PROVIDED RECORDS »
_ _ _ _
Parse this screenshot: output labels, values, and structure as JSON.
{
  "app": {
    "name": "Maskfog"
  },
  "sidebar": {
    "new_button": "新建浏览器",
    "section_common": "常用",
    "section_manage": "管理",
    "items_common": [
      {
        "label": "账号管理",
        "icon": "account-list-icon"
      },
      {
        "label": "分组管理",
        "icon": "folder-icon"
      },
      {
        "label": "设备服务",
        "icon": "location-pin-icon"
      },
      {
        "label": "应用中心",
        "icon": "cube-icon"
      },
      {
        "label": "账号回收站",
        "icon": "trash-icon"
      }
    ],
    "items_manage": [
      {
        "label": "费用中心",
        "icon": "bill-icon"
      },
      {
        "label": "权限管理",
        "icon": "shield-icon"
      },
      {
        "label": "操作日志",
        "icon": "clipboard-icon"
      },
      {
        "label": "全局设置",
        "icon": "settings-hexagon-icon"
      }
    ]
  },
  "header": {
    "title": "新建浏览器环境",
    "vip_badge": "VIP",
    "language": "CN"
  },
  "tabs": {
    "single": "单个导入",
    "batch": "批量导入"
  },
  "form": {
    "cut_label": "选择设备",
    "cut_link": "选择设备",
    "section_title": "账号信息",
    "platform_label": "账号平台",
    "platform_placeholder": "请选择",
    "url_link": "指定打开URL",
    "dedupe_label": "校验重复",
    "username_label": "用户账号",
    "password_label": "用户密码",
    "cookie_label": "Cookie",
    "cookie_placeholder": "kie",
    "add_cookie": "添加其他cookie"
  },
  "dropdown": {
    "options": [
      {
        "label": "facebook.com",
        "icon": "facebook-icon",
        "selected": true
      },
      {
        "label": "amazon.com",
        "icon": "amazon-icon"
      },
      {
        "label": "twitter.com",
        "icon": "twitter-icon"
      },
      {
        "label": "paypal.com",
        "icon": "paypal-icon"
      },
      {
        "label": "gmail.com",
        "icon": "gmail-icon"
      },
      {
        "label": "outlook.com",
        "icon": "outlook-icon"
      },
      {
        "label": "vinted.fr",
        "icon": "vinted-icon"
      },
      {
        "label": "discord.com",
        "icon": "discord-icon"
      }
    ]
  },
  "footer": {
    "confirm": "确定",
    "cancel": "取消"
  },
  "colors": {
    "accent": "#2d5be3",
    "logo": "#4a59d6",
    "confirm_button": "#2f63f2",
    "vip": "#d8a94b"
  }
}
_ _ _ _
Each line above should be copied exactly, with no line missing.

Parse this screenshot: output labels, values, and structure as JSON.
{
  "app": {
    "name": "Maskfog"
  },
  "sidebar": {
    "new_button": "新建浏览器",
    "section_common": "常用",
    "section_manage": "管理",
    "items_common": [
      {
        "label": "账号管理",
        "icon": "account-list-icon"
      },
      {
        "label": "分组管理",
        "icon": "folder-icon"
      },
      {
        "label": "设备服务",
        "icon": "location-pin-icon"
      },
      {
        "label": "应用中心",
        "icon": "cube-icon"
      },
      {
        "label": "账号回收站",
        "icon": "trash-icon"
      }
    ],
    "items_manage": [
      {
        "label": "费用中心",
        "icon": "bill-icon"
      },
      {
        "label": "权限管理",
        "icon": "shield-icon"
      },
      {
        "label": "操作日志",
        "icon": "clipboard-icon"
      },
      {
        "label": "全局设置",
        "icon": "settings-hexagon-icon"
      }
    ]
  },
  "header": {
    "title": "新建浏览器环境",
    "vip_badge": "VIP",
    "language": "CN"
  },
  "tabs": {
    "single": "单个导入",
    "batch": "批量导入"
  },
  "form": {
    "cut_label": "选择设备",
    "cut_link": "选择设备",
    "section_title": "账号信息",
    "platform_label": "账号平台",
    "platform_placeholder": "请选择",
    "url_link": "指定打开URL",
    "dedupe_label": "校验重复",
    "username_label": "用户账号",
    "password_label": "用户密码",
    "cookie_label": "Cookie",
    "cookie_placeholder": "kie",
    "add_cookie": "添加其他cookie"
  },
  "dropdown": {
    "options": [
      {
        "label": "facebook.com",
        "icon": "facebook-icon",
        "selected": true
      },
      {
        "label": "amazon.com",
        "icon": "amazon-icon"
      },
      {
        "label": "twitter.com",
        "icon": "twitter-icon"
      },
      {
        "label": "paypal.com",
        "icon": "paypal-icon"
      },
      {
        "label": "gmail.com",
        "icon": "gmail-icon"
      },
      {
        "label": "outlook.com",
        "icon": "outlook-icon"
      },
      {
        "label": "vinted.fr",
        "icon": "vinted-icon"
      },
      {
        "label": "discord.com",
        "icon": "discord-icon"
      }
    ]
  },
  "footer": {
    "confirm": "确定",
    "cancel": "取消"
  },
  "colors": {
    "accent": "#2d5be3",
    "logo": "#4a59d6",
    "confirm_button": "#2f63f2",
    "vip": "#d8a94b"
  }
}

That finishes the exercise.